On Wednesday, the House leadership rolled out and passed HB 1383 by a vote of 82-37, which would seek to make a deficit appropriation for K-12 education to offset Governor Barbour's cuts that were announced last week.
A "deficit appropriation" is one that seeks to provide bridge money to the end of the current fiscal year with the assumption that enough revenue will come into the state's coffers by year's end to cover the appropriation.
HB 1383's premise was to appropriate $68M, which would cover most of the Governor's budget cut. The number of $68M came from the House's revenue estimate of $68M for cigarette tax revenue for the rest of this fiscal year, assuming- a) the Senate passed the House's 82-cent cigarette tax increase, and b) if it all gets done by March 1.
However, the only problem with the legislation is that neither of the above scenarios will likely happen. The Senate is not going to 'ok' an 82-cent cigarette tax increase. A more probable outcome would be that the Senate would pass out something like a 24-cent increase, with the bill going to conference and the final cigarette tax ending up around 60-70 cents. So while I completely agree that we should divert as much money as possible to assist cash-strapped school districts in the wake of budget cuts, I do not think it wise to appropriate revenue that has not yet been generated.
My analogy for the situation is this. Suppose I'm interviewing for a job that pays a great sum of money. I've interviewed once and feel pretty good about my prospects. And even though I have two more interviews left to go, I go off and buy a mansion using the "money" that I think I will make if I get that job.

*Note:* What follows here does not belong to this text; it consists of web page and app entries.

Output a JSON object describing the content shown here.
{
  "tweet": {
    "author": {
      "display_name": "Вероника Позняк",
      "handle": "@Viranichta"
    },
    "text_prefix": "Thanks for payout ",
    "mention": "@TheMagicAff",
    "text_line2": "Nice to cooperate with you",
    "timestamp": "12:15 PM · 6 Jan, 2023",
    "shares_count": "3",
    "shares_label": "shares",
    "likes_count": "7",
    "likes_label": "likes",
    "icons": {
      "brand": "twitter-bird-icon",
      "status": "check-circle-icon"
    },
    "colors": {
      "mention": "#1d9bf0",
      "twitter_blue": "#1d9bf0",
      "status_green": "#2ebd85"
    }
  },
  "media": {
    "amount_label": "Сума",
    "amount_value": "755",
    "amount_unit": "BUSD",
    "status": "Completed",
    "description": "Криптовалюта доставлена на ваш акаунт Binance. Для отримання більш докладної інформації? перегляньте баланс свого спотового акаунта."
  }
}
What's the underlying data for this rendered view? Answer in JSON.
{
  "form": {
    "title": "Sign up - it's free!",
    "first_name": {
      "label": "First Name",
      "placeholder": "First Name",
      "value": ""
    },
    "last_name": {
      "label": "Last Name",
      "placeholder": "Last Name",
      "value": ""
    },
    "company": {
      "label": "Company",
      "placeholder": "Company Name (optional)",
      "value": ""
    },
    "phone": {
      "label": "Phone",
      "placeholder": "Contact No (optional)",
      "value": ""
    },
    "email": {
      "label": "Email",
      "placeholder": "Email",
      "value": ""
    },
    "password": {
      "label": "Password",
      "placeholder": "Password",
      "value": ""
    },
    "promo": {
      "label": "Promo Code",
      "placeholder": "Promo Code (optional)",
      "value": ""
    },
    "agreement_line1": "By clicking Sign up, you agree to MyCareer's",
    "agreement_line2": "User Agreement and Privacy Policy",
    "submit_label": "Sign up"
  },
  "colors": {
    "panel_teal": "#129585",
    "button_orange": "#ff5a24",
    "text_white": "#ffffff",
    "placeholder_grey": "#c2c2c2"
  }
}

HB 1383, while a noble gesture, probably gives many school districts a great deal of false hope- because the money will not be there in the end. Two smarter options would have been to a) appropriate a smaller, lump-sum amount to K-12, such as $30M, which new cigarette tax revenues could cover; or b) make an appropriation that will "make whole" those few districts who will have negative balances at the end of the fiscal year.